|           UsingCopyTo | 1,258.5 us | 24.89 us |  65.58 us |    4 | 498.0469 | 498.0469 | 498.0469 | 1,600,248 B |
|              UsingAdd | 1,693.1 us | 41.68 us | 120.91 us |    5 | 167.9688 | 105.4688 | 105.4688 | 2,745,462 B |
|  UsingEnumerableUnion | 2,675.8 us | 37.52 us |  31.33 us |    6 |        - |        - |        - |       402 B |

Note that when we don’t set the list’s capacity, the UsingAddRange loses the fastest position and becomes 14% slower than the UsingEnumerableConcat approach. Also, it becomes 16% slower than when we set the list’s capacity. 

Let’s evaluate the benchmark result with two lists of 1 million elements: 

|                Method |     Mean |    Error |   StdDev | Rank |    Gen 0 |    Gen 1 |    Gen 2 |    Allocated |
|---------------------- |---------:|---------:|---------:|-----:|---------:|---------:|---------:|-------------:|
| UsingEnumerableConcat | 11.06 ms | 0.218 ms | 0.478 ms |    1 | 125.0000 | 125.0000 | 125.0000 | 16,000,649 B |
|         UsingAddRange | 15.36 ms | 0.320 ms | 0.929 ms |    2 | 125.0000 | 125.0000 | 125.0000 | 24,000,632 B |
|       UsingSelectMany | 15.37 ms | 0.301 ms | 0.565 ms |    3 | 125.0000 | 125.0000 | 125.0000 | 24,000,645 B |
|           UsingCopyTo | 22.14 ms | 0.364 ms | 0.357 ms |    4 | 187.5000 | 187.5000 | 187.5000 | 32,000,915 B |
|              UsingAdd | 31.40 ms | 0.693 ms | 2.022 ms |    5 | 437.5000 | 375.0000 | 375.0000 | 33,555,977 B |
|  UsingEnumerableUnion | 54.36 ms | 0.872 ms | 0.816 ms |    6 |        - |        - |        - |        527 B |

This time, the difference between UsingAddRange and UsingEnumerableConcat is even more significant since UsingEnumerableConcat is 38% faster. 
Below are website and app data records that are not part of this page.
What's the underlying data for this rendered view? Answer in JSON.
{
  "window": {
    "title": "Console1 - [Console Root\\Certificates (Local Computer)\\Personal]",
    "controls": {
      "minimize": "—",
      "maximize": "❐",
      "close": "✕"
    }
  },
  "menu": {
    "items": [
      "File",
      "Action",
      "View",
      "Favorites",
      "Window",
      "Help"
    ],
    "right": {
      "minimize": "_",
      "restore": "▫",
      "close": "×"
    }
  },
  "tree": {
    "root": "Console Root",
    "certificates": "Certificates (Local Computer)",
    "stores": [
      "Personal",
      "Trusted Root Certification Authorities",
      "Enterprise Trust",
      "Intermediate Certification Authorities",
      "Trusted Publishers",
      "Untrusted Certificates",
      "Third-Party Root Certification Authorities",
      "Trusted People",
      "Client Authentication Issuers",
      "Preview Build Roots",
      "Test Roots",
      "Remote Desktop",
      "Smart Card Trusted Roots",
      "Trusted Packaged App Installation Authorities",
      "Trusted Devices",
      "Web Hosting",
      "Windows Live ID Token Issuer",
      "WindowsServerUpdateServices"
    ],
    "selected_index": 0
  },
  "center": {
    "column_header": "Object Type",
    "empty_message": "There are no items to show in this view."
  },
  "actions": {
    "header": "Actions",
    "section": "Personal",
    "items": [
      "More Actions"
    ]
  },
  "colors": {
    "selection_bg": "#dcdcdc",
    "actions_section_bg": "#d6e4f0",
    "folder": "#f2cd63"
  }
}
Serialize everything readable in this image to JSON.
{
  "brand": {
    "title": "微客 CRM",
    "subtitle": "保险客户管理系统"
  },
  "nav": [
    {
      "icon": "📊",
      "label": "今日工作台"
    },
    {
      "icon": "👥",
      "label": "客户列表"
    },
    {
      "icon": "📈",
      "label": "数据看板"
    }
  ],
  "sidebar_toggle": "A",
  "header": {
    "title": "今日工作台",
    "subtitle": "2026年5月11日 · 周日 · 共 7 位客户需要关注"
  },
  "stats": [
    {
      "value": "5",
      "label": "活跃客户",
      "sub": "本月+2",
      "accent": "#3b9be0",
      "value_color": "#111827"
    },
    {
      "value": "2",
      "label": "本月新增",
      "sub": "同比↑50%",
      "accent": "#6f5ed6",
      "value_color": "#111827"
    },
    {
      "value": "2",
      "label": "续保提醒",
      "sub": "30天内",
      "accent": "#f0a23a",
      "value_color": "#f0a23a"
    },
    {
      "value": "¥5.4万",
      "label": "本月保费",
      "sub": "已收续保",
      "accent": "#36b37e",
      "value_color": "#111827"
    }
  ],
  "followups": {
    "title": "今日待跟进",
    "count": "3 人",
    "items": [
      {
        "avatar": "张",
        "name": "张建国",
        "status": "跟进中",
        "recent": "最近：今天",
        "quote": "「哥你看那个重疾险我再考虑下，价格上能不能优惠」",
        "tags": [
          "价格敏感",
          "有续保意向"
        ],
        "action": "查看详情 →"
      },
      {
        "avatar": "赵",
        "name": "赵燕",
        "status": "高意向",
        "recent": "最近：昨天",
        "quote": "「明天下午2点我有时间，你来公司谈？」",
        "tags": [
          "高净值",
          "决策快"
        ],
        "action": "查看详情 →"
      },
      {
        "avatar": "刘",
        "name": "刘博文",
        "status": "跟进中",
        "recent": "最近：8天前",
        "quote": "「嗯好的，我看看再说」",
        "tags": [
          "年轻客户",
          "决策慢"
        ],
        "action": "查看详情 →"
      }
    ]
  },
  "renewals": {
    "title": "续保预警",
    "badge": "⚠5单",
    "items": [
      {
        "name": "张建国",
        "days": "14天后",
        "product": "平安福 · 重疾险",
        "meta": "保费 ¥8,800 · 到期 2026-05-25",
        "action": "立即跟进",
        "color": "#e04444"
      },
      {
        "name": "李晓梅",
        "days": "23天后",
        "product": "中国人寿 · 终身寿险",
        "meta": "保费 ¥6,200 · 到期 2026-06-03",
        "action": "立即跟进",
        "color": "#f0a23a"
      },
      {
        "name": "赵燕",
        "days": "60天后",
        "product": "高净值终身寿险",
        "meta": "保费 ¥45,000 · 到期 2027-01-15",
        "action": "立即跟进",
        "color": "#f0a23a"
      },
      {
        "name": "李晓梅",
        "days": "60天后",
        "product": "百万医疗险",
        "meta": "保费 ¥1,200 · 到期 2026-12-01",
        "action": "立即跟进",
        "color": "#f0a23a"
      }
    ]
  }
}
When using the predefined list’s capacity, the UsingAddRange approach is 43% faster than when we are using the non-predefined list’s capacity.

The same applies to the UsingAdd approach, which achieves more than a 60% increase in performance when we set up the list’s capacity.

The memory allocation increases from 15 MB to 22 MB in the UsingAddRange approach and from 15 MB to 32 MB  in the UsingAdd approach when we compare the predefined and non-predefined list’s capacity benchmarks.

Conclusion

In this article, we have shown six different ways to concatenate lists in C#.

Also, we investigated the performance difference by running some benchmarks that showed us the fastest (UsingAddRange) and the slowest (UsingEnumerableUnion) approach. However, we can’t discard the Unionmethod, because, it can be useful in scenarios where we need to remove duplicates

Finally, we have seen that sometimes, using the list’s constructor with capacity is very useful to make our code more efficient.